┌─ Data extracts

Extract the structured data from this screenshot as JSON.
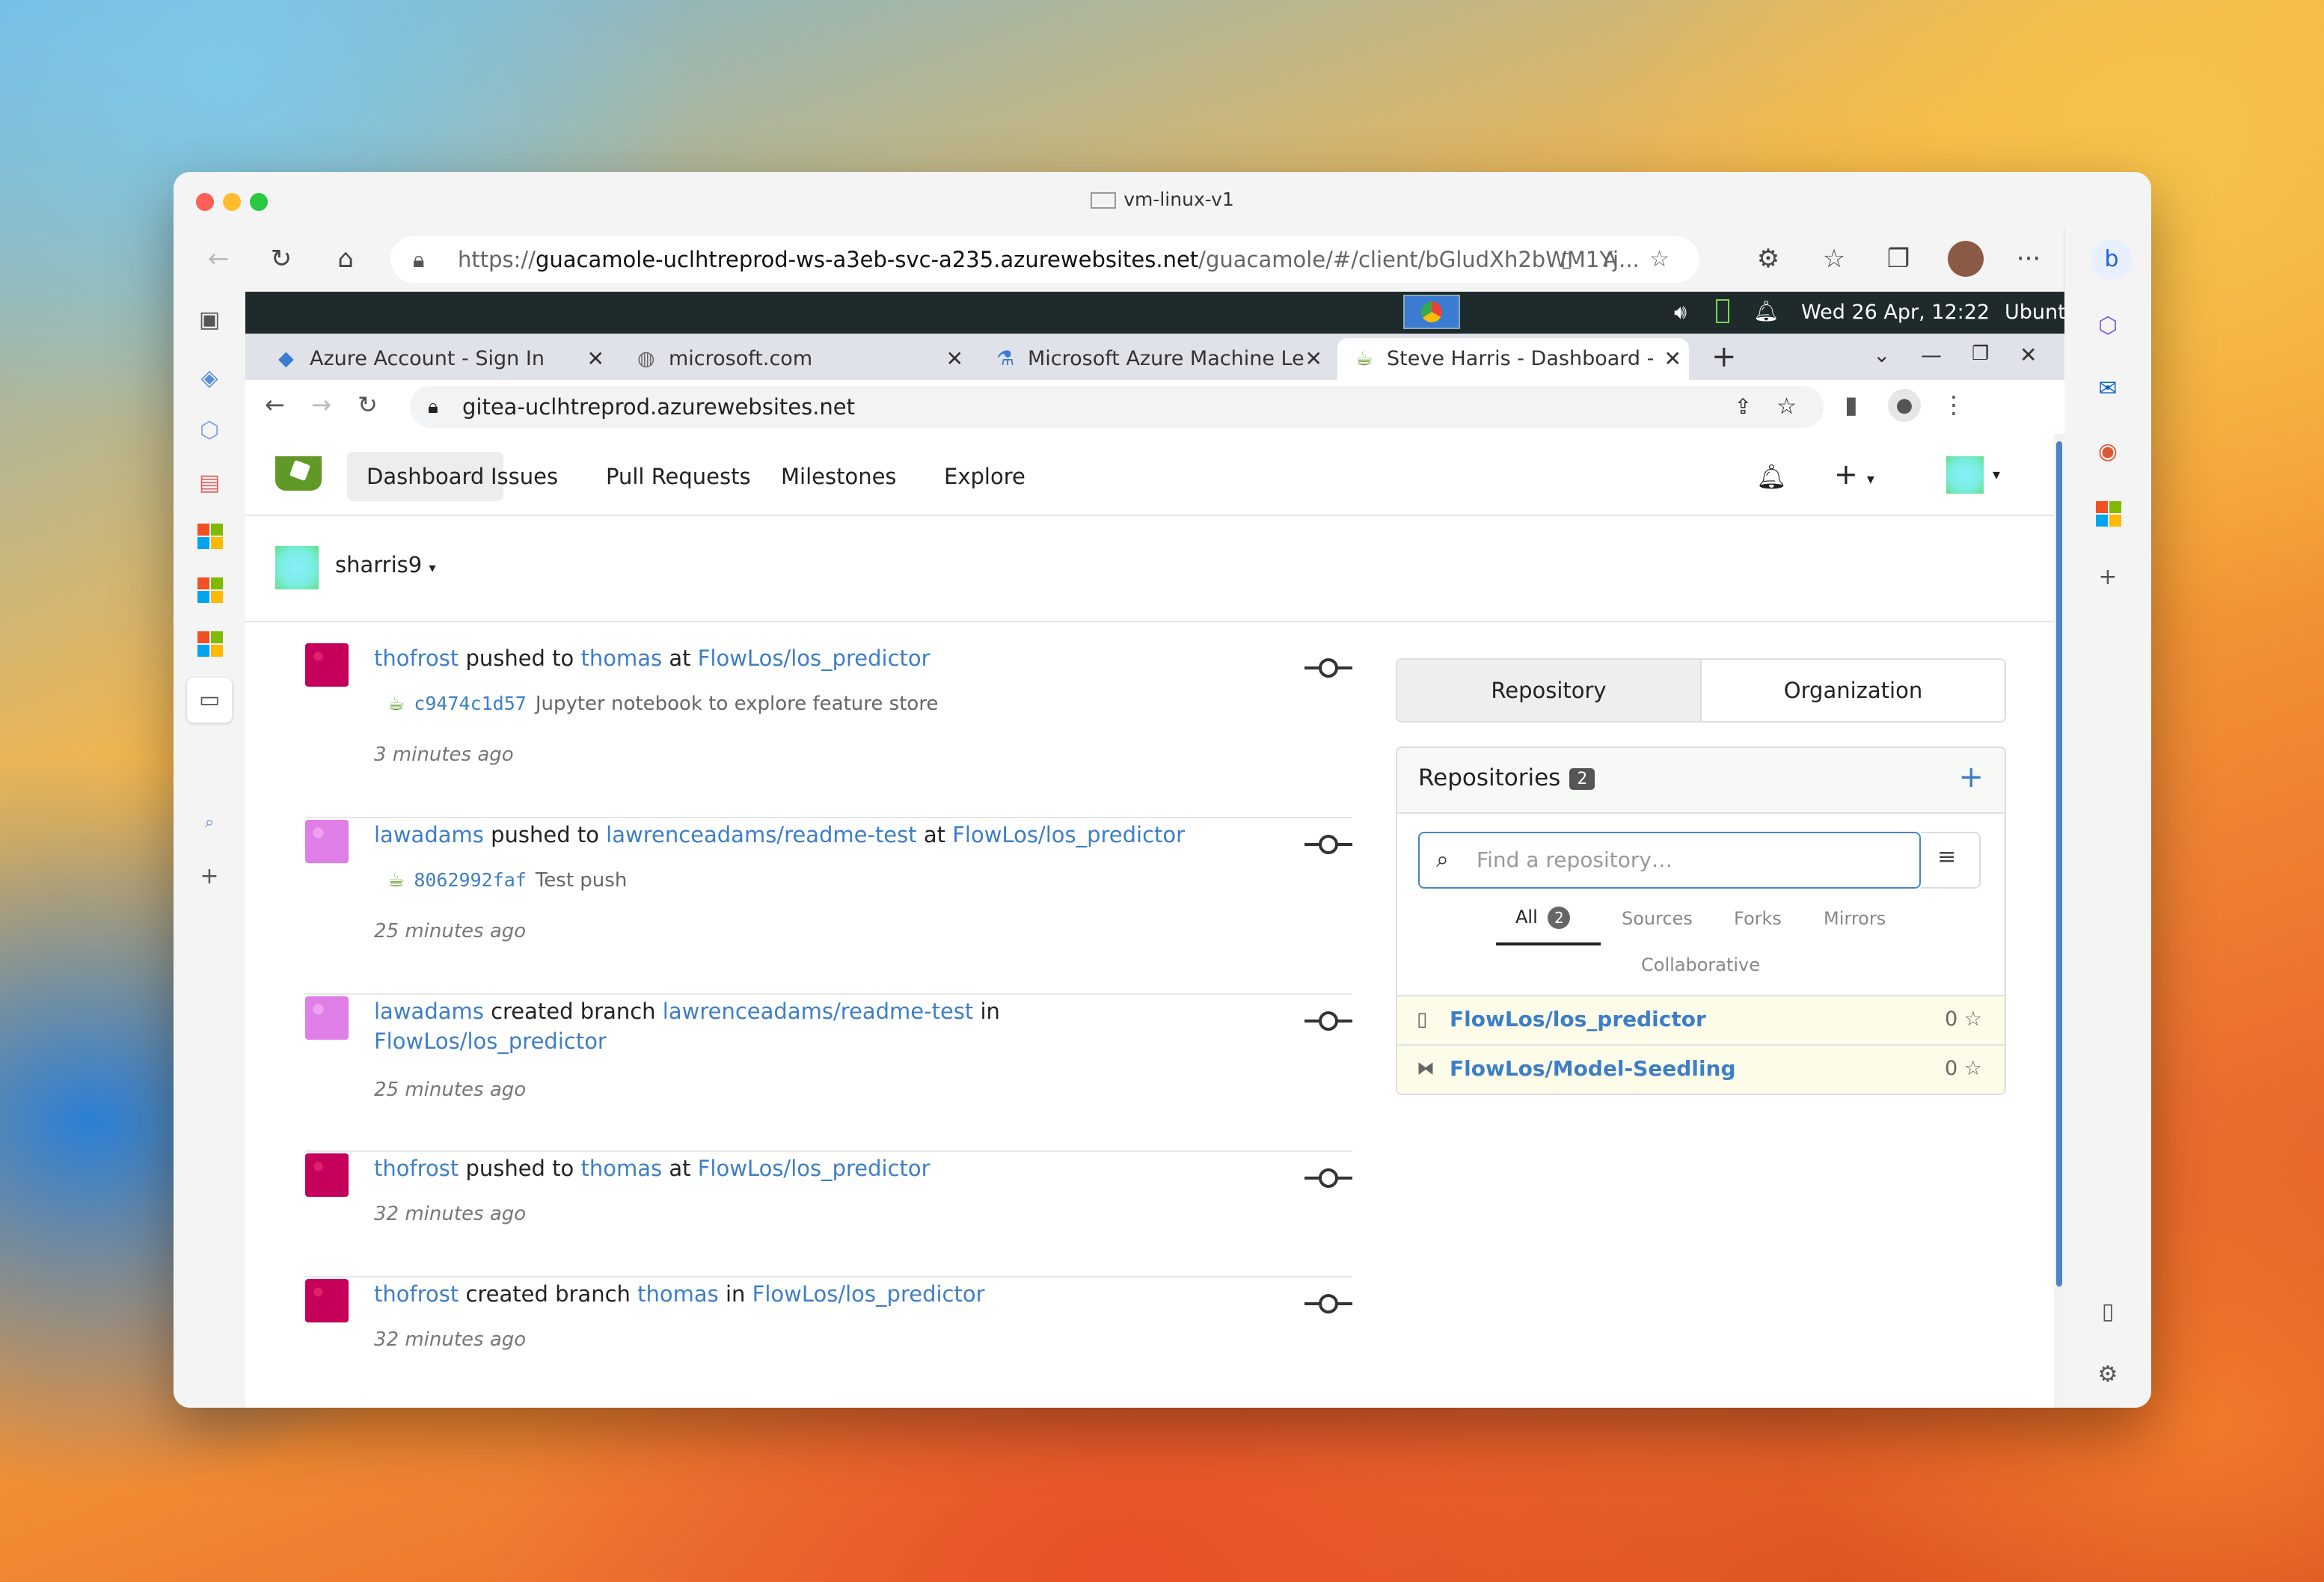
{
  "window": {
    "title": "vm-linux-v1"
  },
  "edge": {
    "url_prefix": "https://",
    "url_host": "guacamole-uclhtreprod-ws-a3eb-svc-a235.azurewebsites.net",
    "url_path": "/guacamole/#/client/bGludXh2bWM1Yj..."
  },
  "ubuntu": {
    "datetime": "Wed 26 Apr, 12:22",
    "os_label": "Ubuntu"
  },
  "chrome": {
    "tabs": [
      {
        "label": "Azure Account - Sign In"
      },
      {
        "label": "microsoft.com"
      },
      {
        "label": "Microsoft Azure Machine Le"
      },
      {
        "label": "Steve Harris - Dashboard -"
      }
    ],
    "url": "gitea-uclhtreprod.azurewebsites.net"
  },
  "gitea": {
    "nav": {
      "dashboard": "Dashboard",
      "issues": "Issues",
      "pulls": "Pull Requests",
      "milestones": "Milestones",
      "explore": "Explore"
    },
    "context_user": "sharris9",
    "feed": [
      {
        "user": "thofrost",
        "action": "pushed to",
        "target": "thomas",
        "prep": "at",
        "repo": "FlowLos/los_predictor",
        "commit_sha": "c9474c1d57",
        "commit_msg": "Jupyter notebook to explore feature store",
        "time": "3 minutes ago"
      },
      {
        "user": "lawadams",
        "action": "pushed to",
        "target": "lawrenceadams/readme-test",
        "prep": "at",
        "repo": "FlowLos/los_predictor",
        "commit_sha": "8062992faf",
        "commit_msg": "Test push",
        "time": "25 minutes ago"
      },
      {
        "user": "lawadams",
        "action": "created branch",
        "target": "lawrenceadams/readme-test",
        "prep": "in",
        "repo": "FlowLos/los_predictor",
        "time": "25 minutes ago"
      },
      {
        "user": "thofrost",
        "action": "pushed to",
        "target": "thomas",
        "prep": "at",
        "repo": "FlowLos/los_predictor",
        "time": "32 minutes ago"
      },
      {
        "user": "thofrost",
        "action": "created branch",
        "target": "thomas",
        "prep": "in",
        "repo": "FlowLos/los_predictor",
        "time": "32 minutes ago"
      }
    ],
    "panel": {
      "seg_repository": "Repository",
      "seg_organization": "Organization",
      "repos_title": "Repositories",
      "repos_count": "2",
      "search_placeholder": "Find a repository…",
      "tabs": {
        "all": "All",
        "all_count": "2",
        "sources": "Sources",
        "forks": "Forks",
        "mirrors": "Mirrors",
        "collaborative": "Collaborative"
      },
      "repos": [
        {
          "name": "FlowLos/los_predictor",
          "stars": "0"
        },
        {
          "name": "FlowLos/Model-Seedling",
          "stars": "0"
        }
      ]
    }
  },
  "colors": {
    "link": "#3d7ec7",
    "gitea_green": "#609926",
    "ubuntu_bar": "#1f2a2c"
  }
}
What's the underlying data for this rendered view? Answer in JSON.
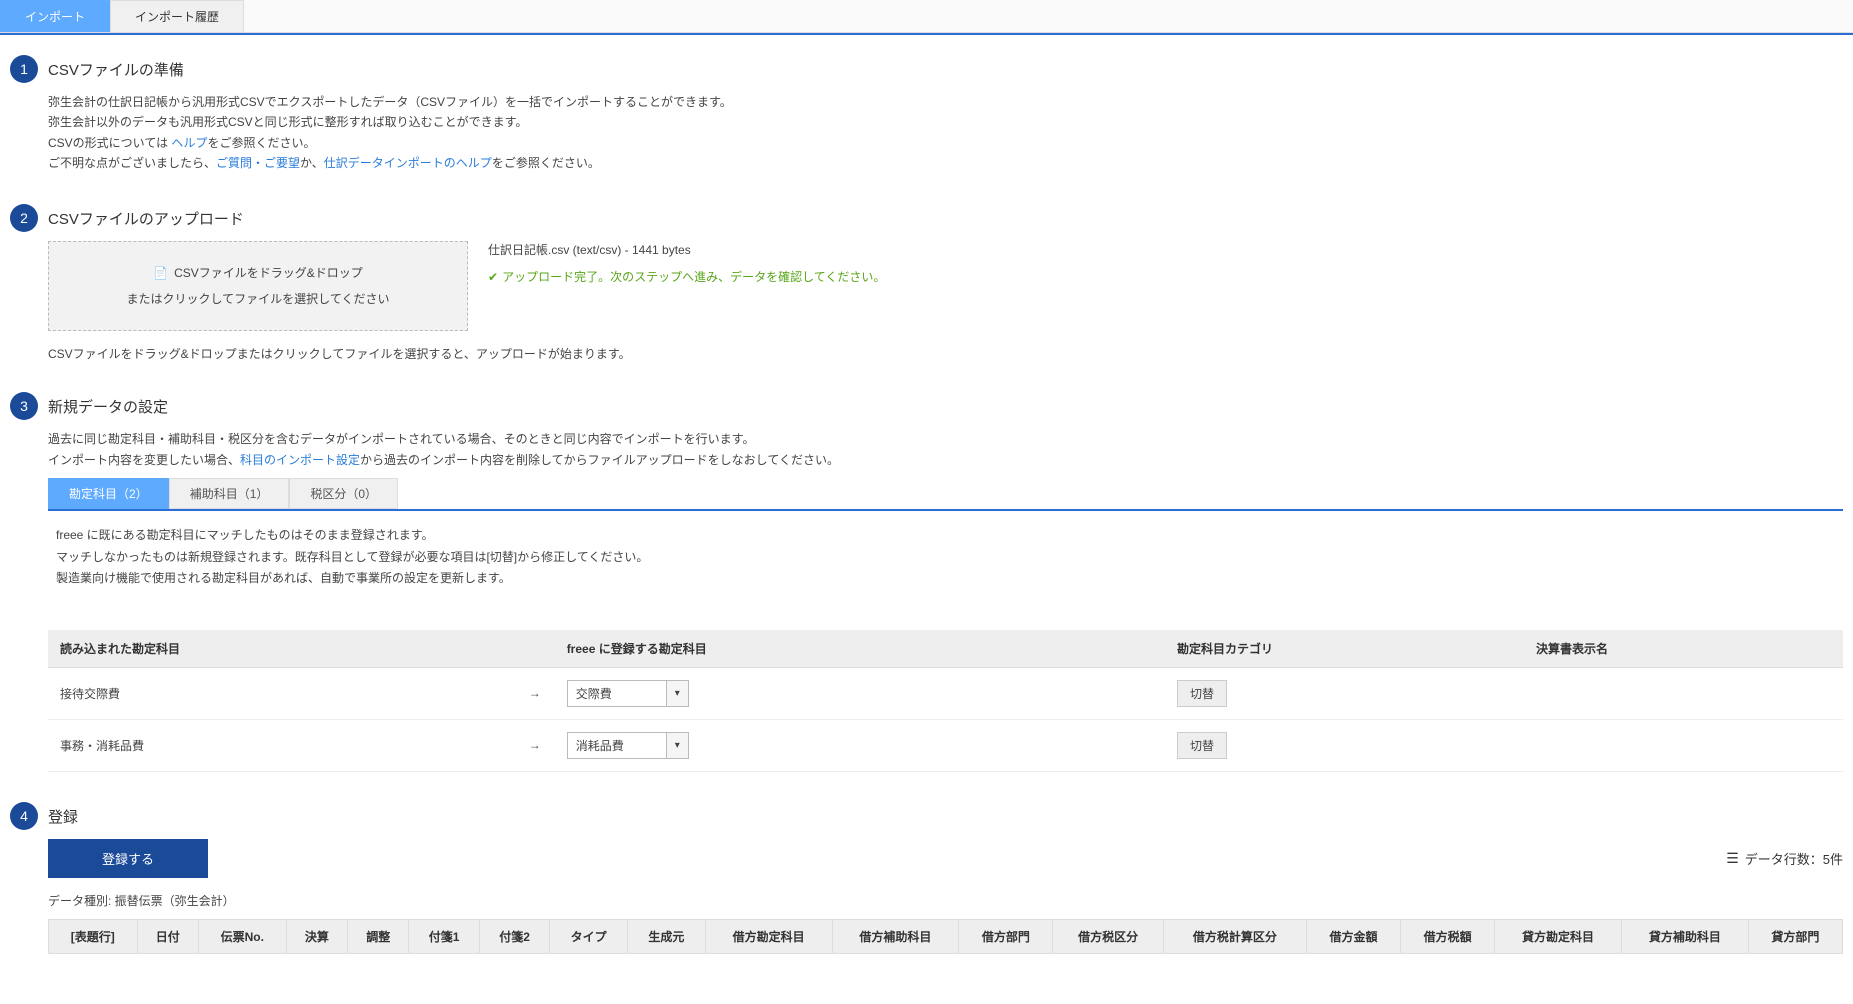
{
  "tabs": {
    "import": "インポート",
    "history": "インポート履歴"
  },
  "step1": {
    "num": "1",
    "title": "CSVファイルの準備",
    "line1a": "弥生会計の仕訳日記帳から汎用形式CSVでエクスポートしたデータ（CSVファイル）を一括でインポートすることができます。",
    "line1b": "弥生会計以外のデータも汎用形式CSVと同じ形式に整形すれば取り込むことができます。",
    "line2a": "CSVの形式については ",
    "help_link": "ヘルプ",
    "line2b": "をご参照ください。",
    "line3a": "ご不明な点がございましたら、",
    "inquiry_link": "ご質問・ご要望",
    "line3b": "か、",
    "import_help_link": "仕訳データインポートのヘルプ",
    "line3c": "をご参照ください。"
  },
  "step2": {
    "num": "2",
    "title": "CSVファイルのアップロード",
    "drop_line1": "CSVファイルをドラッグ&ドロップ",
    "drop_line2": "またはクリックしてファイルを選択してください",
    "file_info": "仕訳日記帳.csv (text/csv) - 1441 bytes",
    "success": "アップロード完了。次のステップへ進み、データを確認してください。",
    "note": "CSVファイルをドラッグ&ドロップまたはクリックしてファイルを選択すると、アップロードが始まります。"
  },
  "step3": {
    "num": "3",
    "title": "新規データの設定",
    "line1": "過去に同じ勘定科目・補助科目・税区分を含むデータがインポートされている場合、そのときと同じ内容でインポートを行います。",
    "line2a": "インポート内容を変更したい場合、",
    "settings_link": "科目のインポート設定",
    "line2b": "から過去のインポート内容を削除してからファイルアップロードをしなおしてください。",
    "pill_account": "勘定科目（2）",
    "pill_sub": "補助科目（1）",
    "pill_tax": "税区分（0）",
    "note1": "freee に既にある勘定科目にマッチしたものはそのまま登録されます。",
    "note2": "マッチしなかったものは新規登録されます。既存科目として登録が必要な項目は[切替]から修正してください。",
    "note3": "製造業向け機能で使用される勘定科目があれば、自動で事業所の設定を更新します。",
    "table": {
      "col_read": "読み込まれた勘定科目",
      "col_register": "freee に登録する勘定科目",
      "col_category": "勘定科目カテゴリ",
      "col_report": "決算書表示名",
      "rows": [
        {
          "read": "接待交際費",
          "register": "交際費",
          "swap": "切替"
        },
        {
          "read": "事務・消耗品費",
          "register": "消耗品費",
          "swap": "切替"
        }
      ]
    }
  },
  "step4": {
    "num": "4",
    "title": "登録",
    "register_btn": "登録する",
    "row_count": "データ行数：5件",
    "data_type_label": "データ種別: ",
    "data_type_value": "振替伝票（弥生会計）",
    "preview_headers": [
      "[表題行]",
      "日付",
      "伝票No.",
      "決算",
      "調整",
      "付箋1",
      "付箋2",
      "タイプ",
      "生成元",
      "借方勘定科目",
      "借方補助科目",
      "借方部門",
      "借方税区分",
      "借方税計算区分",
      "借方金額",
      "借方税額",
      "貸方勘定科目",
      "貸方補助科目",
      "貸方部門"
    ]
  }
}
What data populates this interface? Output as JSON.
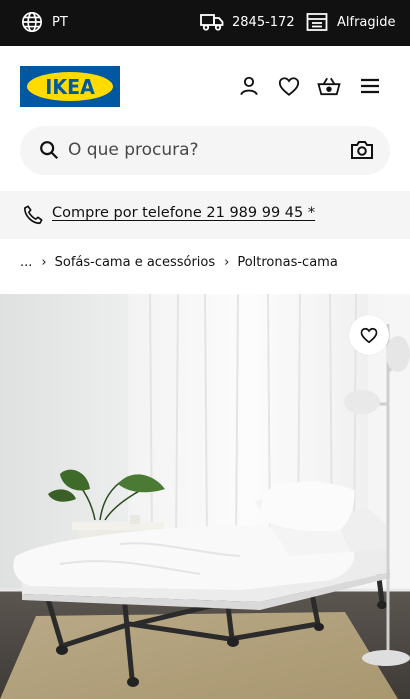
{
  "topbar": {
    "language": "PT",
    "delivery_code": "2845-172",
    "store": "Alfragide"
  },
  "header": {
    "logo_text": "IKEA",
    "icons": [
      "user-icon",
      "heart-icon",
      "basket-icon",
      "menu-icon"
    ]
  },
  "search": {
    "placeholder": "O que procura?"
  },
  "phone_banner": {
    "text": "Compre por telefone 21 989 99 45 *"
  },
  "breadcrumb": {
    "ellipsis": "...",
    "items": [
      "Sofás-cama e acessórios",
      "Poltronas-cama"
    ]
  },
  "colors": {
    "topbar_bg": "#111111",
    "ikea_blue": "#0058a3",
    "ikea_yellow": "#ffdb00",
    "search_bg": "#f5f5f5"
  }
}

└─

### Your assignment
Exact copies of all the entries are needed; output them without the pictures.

### Response for this exercise
Extract the structured data from this screenshot as JSON.
{
  "window": {
    "title": "vm-linux-v1"
  },
  "edge": {
    "url_prefix": "https://",
    "url_host": "guacamole-uclhtreprod-ws-a3eb-svc-a235.azurewebsites.net",
    "url_path": "/guacamole/#/client/bGludXh2bWM1Yj..."
  },
  "ubuntu": {
    "datetime": "Wed 26 Apr, 12:22",
    "os_label": "Ubuntu"
  },
  "chrome": {
    "tabs": [
      {
        "label": "Azure Account - Sign In"
      },
      {
        "label": "microsoft.com"
      },
      {
        "label": "Microsoft Azure Machine Le"
      },
      {
        "label": "Steve Harris - Dashboard -"
      }
    ],
    "url": "gitea-uclhtreprod.azurewebsites.net"
  },
  "gitea": {
    "nav": {
      "dashboard": "Dashboard",
      "issues": "Issues",
      "pulls": "Pull Requests",
      "milestones": "Milestones",
      "explore": "Explore"
    },
    "context_user": "sharris9",
    "feed": [
      {
        "user": "thofrost",
        "action": "pushed to",
        "target": "thomas",
        "prep": "at",
        "repo": "FlowLos/los_predictor",
        "commit_sha": "c9474c1d57",
        "commit_msg": "Jupyter notebook to explore feature store",
        "time": "3 minutes ago"
      },
      {
        "user": "lawadams",
        "action": "pushed to",
        "target": "lawrenceadams/readme-test",
        "prep": "at",
        "repo": "FlowLos/los_predictor",
        "commit_sha": "8062992faf",
        "commit_msg": "Test push",
        "time": "25 minutes ago"
      },
      {
        "user": "lawadams",
        "action": "created branch",
        "target": "lawrenceadams/readme-test",
        "prep": "in",
        "repo": "FlowLos/los_predictor",
        "time": "25 minutes ago"
      },
      {
        "user": "thofrost",
        "action": "pushed to",
        "target": "thomas",
        "prep": "at",
        "repo": "FlowLos/los_predictor",
        "time": "32 minutes ago"
      },
      {
        "user": "thofrost",
        "action": "created branch",
        "target": "thomas",
        "prep": "in",
        "repo": "FlowLos/los_predictor",
        "time": "32 minutes ago"
      }
    ],
    "panel": {
      "seg_repository": "Repository",
      "seg_organization": "Organization",
      "repos_title": "Repositories",
      "repos_count": "2",
      "search_placeholder": "Find a repository…",
      "tabs": {
        "all": "All",
        "all_count": "2",
        "sources": "Sources",
        "forks": "Forks",
        "mirrors": "Mirrors",
        "collaborative": "Collaborative"
      },
      "repos": [
        {
          "name": "FlowLos/los_predictor",
          "stars": "0"
        },
        {
          "name": "FlowLos/Model-Seedling",
          "stars": "0"
        }
      ]
    }
  },
  "colors": {
    "link": "#3d7ec7",
    "gitea_green": "#609926",
    "ubuntu_bar": "#1f2a2c"
  }
}
What's the underlying data for this rendered view? Answer in JSON.
{
  "tabs": {
    "import": "インポート",
    "history": "インポート履歴"
  },
  "step1": {
    "num": "1",
    "title": "CSVファイルの準備",
    "line1a": "弥生会計の仕訳日記帳から汎用形式CSVでエクスポートしたデータ（CSVファイル）を一括でインポートすることができます。",
    "line1b": "弥生会計以外のデータも汎用形式CSVと同じ形式に整形すれば取り込むことができます。",
    "line2a": "CSVの形式については ",
    "help_link": "ヘルプ",
    "line2b": "をご参照ください。",
    "line3a": "ご不明な点がございましたら、",
    "inquiry_link": "ご質問・ご要望",
    "line3b": "か、",
    "import_help_link": "仕訳データインポートのヘルプ",
    "line3c": "をご参照ください。"
  },
  "step2": {
    "num": "2",
    "title": "CSVファイルのアップロード",
    "drop_line1": "CSVファイルをドラッグ&ドロップ",
    "drop_line2": "またはクリックしてファイルを選択してください",
    "file_info": "仕訳日記帳.csv (text/csv) - 1441 bytes",
    "success": "アップロード完了。次のステップへ進み、データを確認してください。",
    "note": "CSVファイルをドラッグ&ドロップまたはクリックしてファイルを選択すると、アップロードが始まります。"
  },
  "step3": {
    "num": "3",
    "title": "新規データの設定",
    "line1": "過去に同じ勘定科目・補助科目・税区分を含むデータがインポートされている場合、そのときと同じ内容でインポートを行います。",
    "line2a": "インポート内容を変更したい場合、",
    "settings_link": "科目のインポート設定",
    "line2b": "から過去のインポート内容を削除してからファイルアップロードをしなおしてください。",
    "pill_account": "勘定科目（2）",
    "pill_sub": "補助科目（1）",
    "pill_tax": "税区分（0）",
    "note1": "freee に既にある勘定科目にマッチしたものはそのまま登録されます。",
    "note2": "マッチしなかったものは新規登録されます。既存科目として登録が必要な項目は[切替]から修正してください。",
    "note3": "製造業向け機能で使用される勘定科目があれば、自動で事業所の設定を更新します。",
    "table": {
      "col_read": "読み込まれた勘定科目",
      "col_register": "freee に登録する勘定科目",
      "col_category": "勘定科目カテゴリ",
      "col_report": "決算書表示名",
      "rows": [
        {
          "read": "接待交際費",
          "register": "交際費",
          "swap": "切替"
        },
        {
          "read": "事務・消耗品費",
          "register": "消耗品費",
          "swap": "切替"
        }
      ]
    }
  },
  "step4": {
    "num": "4",
    "title": "登録",
    "register_btn": "登録する",
    "row_count": "データ行数：5件",
    "data_type_label": "データ種別: ",
    "data_type_value": "振替伝票（弥生会計）",
    "preview_headers": [
      "[表題行]",
      "日付",
      "伝票No.",
      "決算",
      "調整",
      "付箋1",
      "付箋2",
      "タイプ",
      "生成元",
      "借方勘定科目",
      "借方補助科目",
      "借方部門",
      "借方税区分",
      "借方税計算区分",
      "借方金額",
      "借方税額",
      "貸方勘定科目",
      "貸方補助科目",
      "貸方部門"
    ]
  }
}
What data populates this interface? Output as JSON.
{
  "topbar": {
    "language": "PT",
    "delivery_code": "2845-172",
    "store": "Alfragide"
  },
  "header": {
    "logo_text": "IKEA",
    "icons": [
      "user-icon",
      "heart-icon",
      "basket-icon",
      "menu-icon"
    ]
  },
  "search": {
    "placeholder": "O que procura?"
  },
  "phone_banner": {
    "text": "Compre por telefone 21 989 99 45 *"
  },
  "breadcrumb": {
    "ellipsis": "...",
    "items": [
      "Sofás-cama e acessórios",
      "Poltronas-cama"
    ]
  },
  "colors": {
    "topbar_bg": "#111111",
    "ikea_blue": "#0058a3",
    "ikea_yellow": "#ffdb00",
    "search_bg": "#f5f5f5"
  }
}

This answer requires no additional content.